wonder we have difficulty attracting, then keeping, good teachers. Nearly 30
percent leave the profession after three years and almost 50 percent leave
after five years. 

Why is this so? For one, there is little support for new teachers. Very few
teachers have access to quality introductory programs that include mentoring
by an experienced colleague. New teachers are often disillusioned by the
lack of input and lack of respect they experience when the demands of
bureaucracy collide with their expectations of being professional.

What can be done about this complex situation?

* We must provide the support for every teacher currently teaching without a
certificate to get one.

* We must stop lowering hiring standards in the face of a nationwide teacher
shortage. The Sun-Times' series documents what happens when this occurs: too
many unqualified people standing in front of classrooms, especially in the
poorest schools. 

* We must examine and improve the working conditions of teachers, which are
why so many flee the classroom.

* We must reduce our school and classroom sizes, the most significant
correlate to student learning next to teacher quality. The biggest winners
when class size is lowered are poor children. With fewer students in a
class, skilled teachers can really get to know their students--how they
learn, and how they think. Children get the support they need.

Is our society ready to make these commitments? We should stop looking for
easy answers. What works in one school may not work in another. Most
important, let's not ignore the many teachers who can serve as a valuable
resource for discovering how to improve our public education system.

Deborah Lynch is president of the Chicago Teachers Union and a founder of
the CTU's Quest Center for professional development

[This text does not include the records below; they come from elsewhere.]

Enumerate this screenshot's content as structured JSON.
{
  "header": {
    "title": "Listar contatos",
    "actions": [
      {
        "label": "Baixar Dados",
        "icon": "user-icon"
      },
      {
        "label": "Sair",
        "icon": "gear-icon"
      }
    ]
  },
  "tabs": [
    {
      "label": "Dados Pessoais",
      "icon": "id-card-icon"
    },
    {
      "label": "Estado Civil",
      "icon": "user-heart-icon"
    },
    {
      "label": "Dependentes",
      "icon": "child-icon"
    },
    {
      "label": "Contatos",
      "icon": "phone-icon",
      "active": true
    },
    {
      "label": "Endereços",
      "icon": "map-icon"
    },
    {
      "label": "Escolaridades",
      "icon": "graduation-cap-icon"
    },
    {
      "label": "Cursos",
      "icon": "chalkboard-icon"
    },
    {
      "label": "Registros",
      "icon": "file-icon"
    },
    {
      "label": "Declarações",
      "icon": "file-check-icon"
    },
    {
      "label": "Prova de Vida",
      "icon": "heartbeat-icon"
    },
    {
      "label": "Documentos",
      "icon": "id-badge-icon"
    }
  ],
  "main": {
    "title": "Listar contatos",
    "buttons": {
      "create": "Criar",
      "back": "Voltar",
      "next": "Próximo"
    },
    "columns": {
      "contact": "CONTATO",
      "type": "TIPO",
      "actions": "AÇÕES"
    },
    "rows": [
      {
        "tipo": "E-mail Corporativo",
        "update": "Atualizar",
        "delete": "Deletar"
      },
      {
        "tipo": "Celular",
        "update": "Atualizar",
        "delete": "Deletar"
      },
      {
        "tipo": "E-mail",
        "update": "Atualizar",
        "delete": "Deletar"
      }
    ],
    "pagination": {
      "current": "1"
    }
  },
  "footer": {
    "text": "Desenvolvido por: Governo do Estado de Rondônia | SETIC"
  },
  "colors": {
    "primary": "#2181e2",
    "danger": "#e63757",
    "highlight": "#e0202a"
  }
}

This is the CPS Science Teacher List.

To unsubscribe, send a message to

For more information:

To search the archives:

Reply via email to